_Instructions to follow_. Below are entries to examine: work out how many lines contain the word "PACKETS", and give only that number.

_Provided data_.
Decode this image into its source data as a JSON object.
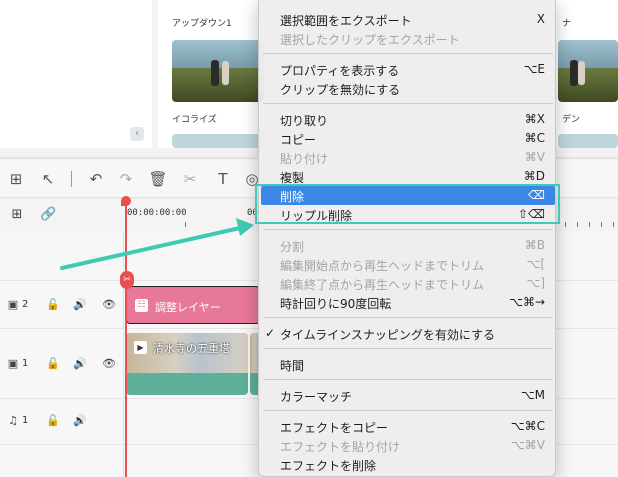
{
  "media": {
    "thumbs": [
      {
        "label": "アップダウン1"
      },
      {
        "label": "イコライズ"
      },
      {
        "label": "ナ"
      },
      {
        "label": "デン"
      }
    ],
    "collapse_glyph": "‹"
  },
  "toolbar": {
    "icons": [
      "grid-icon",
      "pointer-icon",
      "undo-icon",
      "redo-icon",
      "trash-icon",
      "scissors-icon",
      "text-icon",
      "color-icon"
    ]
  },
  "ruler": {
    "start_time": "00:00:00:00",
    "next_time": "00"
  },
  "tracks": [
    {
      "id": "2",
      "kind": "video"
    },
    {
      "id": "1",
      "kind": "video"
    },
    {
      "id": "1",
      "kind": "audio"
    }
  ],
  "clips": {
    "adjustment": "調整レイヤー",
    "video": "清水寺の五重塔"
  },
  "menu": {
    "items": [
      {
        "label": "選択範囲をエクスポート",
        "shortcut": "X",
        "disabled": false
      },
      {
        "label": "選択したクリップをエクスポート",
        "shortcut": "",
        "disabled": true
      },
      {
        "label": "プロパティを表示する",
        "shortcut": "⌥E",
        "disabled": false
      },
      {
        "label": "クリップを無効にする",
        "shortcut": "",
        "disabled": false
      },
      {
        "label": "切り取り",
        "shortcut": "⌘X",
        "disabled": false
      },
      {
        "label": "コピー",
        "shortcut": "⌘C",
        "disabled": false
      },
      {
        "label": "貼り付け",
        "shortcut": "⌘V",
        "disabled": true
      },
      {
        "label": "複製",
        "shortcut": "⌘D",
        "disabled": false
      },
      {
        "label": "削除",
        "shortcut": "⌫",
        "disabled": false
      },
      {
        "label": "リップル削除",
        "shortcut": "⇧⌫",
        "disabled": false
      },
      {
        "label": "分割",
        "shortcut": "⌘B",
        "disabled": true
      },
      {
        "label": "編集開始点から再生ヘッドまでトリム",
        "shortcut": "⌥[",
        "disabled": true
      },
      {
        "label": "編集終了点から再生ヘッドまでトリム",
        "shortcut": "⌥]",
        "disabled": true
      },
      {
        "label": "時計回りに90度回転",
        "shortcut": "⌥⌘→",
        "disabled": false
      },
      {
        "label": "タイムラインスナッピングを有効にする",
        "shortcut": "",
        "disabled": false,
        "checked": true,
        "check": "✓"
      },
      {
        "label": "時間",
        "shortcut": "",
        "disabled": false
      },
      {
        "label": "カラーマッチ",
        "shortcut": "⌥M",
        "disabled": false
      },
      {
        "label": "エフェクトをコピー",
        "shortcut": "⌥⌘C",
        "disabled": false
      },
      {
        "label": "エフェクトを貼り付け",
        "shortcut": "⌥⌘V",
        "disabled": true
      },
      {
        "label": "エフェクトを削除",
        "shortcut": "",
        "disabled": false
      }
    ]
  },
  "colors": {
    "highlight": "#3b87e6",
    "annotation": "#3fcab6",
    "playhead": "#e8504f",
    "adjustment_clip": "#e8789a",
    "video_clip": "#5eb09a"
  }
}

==

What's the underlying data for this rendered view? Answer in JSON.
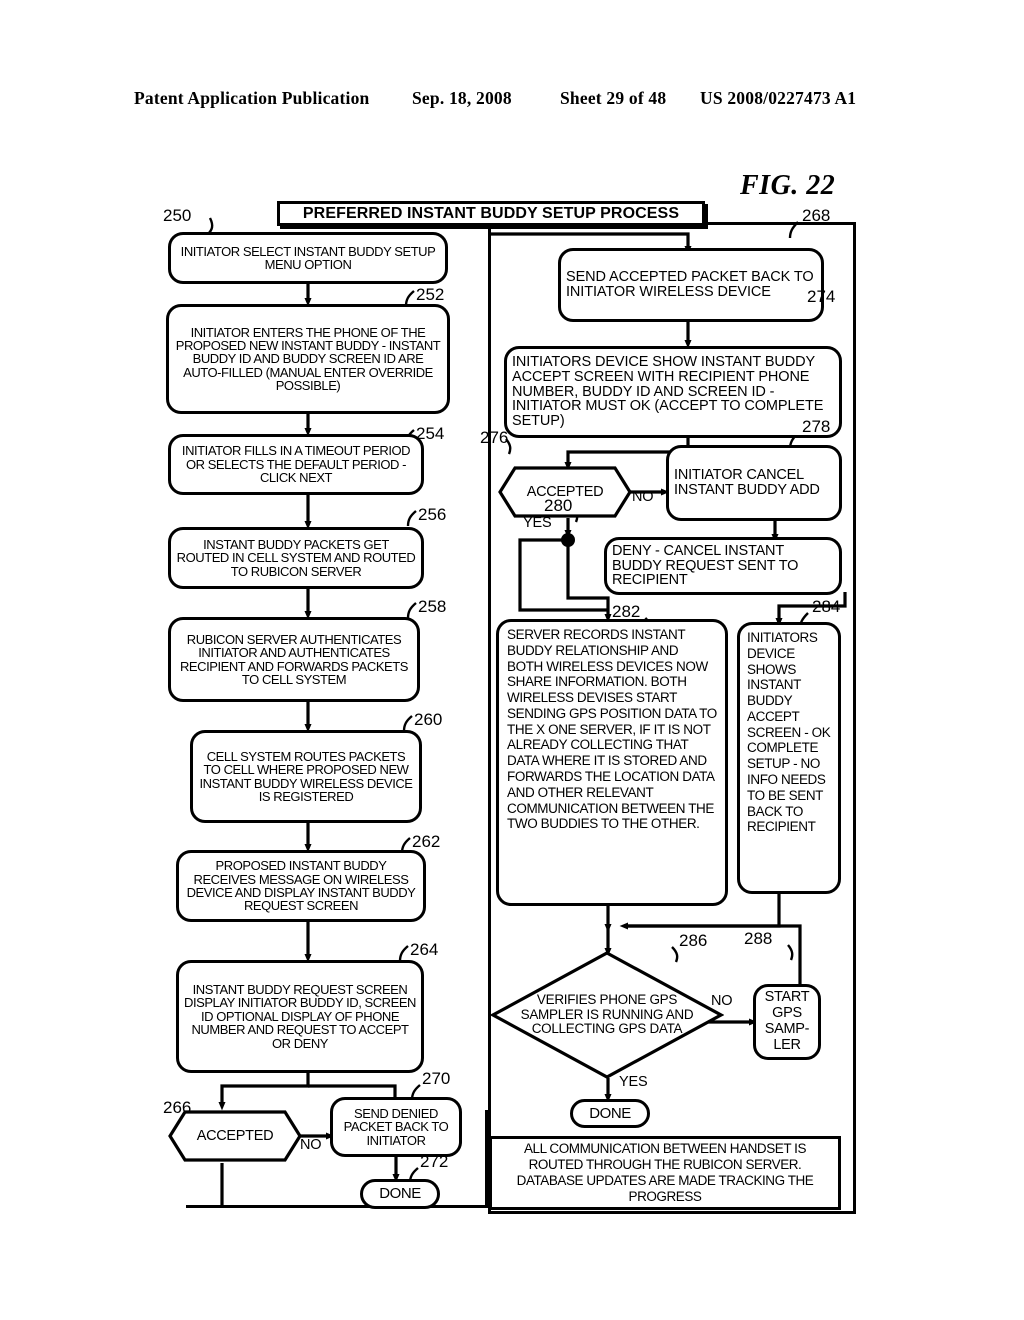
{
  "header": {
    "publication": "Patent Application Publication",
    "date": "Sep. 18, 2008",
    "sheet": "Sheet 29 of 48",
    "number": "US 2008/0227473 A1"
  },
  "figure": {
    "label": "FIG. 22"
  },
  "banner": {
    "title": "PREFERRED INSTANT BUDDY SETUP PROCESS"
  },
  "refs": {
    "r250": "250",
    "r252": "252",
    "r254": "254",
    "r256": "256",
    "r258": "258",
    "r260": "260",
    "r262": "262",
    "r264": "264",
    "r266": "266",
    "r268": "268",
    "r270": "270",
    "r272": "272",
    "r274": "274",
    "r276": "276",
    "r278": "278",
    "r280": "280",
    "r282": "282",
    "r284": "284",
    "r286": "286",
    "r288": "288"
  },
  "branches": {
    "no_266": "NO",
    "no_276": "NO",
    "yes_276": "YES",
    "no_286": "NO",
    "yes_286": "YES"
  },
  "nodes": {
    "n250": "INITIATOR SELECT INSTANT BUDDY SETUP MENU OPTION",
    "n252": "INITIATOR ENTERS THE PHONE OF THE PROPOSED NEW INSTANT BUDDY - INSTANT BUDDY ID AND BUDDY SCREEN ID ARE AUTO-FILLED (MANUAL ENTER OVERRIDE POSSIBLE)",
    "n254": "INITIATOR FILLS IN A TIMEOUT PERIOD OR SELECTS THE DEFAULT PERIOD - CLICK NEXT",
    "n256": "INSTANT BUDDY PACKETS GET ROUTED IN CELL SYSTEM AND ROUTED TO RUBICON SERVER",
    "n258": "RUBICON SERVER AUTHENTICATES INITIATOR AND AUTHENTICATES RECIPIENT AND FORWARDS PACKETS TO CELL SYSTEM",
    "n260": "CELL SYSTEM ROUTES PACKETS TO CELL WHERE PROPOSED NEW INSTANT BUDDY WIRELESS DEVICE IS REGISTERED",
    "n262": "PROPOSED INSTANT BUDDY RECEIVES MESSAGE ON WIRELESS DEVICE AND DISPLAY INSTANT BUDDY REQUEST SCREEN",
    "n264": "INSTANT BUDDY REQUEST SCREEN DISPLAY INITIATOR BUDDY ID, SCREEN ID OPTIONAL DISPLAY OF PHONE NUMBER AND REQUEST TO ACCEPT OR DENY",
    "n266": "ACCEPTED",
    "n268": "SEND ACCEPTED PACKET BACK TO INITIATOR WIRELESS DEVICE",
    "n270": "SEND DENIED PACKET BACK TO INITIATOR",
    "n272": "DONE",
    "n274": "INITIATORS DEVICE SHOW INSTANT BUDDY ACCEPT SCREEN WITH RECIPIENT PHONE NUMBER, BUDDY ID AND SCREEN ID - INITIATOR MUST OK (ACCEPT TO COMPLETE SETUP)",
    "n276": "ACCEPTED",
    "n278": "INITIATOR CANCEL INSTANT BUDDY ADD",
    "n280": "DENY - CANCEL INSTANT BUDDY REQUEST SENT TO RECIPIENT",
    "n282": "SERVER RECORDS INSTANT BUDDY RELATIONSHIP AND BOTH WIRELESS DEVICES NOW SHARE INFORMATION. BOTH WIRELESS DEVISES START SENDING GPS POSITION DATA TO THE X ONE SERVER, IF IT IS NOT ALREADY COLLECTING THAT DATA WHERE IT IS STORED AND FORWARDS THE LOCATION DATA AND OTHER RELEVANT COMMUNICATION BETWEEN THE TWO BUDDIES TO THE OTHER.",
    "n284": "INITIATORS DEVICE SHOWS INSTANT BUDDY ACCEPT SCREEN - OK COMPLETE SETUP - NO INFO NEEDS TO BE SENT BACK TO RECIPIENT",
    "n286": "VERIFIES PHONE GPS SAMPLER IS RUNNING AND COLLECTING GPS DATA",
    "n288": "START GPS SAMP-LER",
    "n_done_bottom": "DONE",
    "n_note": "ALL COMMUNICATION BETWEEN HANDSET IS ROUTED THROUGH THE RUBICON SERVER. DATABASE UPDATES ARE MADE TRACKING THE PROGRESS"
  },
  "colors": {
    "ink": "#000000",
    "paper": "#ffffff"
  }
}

_Result of this exercise_. 3